  • 08 October 2018


Last week, I nearly gave up commentary. I have, over the six years that I have been doing this, threatened to quit commentary many times. At times it can be a tough gig. Writer's block is real. My most productive time when it comes to writing is around 10pm, which is rather inconvenient when I need to get up the next day for work. And sometimes, particularly on some really hard topics, the need to engage with these issues emotionally in order to unpack them in a way with which an audience can identify can take a toll.

But last week, I'd had enough and I took to social media to tell people. In a month where it felt Aboriginal people and other people of colour were continually under attack in this country, the call on Aboriginal commentators to respond to this and therefore convince the public of our humanity reached boiling point. I, and other Aboriginal people I knew, were expressing disillusionment and exhaustion. It was just too much.

In the space of merely four weeks, we had the Liberal Party leadership battle and the pity appointment of Tony Abbott as the 'Envoy for Indigenous Affairs' even though no one asked for him.

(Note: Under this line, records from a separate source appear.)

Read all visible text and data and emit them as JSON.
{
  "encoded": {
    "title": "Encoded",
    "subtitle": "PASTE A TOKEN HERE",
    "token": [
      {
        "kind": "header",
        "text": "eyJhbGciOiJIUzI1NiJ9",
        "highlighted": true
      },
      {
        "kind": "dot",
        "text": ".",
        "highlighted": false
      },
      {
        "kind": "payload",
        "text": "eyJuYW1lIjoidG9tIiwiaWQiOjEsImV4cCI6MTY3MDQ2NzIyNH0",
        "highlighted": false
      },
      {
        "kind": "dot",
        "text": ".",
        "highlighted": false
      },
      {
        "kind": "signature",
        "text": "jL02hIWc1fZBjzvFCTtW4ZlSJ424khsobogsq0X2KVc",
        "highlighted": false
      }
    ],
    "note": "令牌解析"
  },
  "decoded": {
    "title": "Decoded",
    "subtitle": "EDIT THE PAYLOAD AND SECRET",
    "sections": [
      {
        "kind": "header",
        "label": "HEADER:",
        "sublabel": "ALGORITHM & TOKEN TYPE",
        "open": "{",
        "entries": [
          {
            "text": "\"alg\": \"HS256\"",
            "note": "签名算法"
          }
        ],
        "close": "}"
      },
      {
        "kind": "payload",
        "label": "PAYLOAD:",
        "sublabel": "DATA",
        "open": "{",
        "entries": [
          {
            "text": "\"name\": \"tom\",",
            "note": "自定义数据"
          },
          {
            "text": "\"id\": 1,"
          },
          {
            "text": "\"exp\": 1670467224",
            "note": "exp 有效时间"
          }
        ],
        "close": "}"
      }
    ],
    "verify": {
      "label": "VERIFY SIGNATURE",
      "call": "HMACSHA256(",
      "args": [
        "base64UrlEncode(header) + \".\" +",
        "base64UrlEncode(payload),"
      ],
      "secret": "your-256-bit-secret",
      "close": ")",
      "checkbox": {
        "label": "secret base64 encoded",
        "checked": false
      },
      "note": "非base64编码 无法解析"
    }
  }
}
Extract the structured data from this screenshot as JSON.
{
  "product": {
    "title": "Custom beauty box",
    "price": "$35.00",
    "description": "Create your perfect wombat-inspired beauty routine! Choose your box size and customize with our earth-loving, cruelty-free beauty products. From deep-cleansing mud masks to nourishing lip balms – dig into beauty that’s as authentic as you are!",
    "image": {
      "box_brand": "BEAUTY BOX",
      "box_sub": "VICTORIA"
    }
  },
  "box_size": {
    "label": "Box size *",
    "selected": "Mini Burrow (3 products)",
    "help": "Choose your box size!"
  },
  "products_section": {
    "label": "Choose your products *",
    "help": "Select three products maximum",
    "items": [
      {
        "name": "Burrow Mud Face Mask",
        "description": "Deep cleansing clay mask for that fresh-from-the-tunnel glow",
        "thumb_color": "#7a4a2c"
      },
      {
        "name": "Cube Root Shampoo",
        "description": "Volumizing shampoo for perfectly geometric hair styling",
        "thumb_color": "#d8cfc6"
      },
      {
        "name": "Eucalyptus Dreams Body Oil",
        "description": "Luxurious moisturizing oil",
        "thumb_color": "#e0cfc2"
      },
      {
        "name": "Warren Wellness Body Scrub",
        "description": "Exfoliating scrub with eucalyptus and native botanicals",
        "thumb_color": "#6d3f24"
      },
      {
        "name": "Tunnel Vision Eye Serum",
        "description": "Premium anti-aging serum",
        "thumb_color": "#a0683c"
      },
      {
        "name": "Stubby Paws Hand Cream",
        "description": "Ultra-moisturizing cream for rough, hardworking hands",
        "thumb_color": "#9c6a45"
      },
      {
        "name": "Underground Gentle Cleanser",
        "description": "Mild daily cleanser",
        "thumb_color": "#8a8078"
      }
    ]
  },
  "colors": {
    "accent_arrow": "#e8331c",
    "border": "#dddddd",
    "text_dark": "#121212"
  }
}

We had the retrial of the Bowraville children murders dismissed based on a lack of new evidence in the case of one of the three children (though I note the current push to move this to the High Court).

Two children drowned in the Swan River following a police pursuit after reports they had been 'jumping fences'. A nine year old school girl refused to stand for the anthem at her school's assembly and right wing commentators went into meltdown. A Herald Sun cartoonist drew a racist and misogynistic cartoon of tennis players — caricaturing one as a Jim Crow era throwback while erasing the Japanese-Haitian heritage of another in a bid to portray 'white' innocence. Some Tasmanian football players then took the same caricature one step forward by dressing as Serena Williams using blackface.

Meanwhile, another Aboriginal man died in custody, and a coronial inquest into the death of a pregnant Aboriginal woman, potentially due to racism and neglect by the medical system, began.

As I said, this was merely a few weeks in the political landscape of this country. Yet my frustration wasn't at the continual torrents of racism that Australia managed to manufacture and the relentless hit-ups I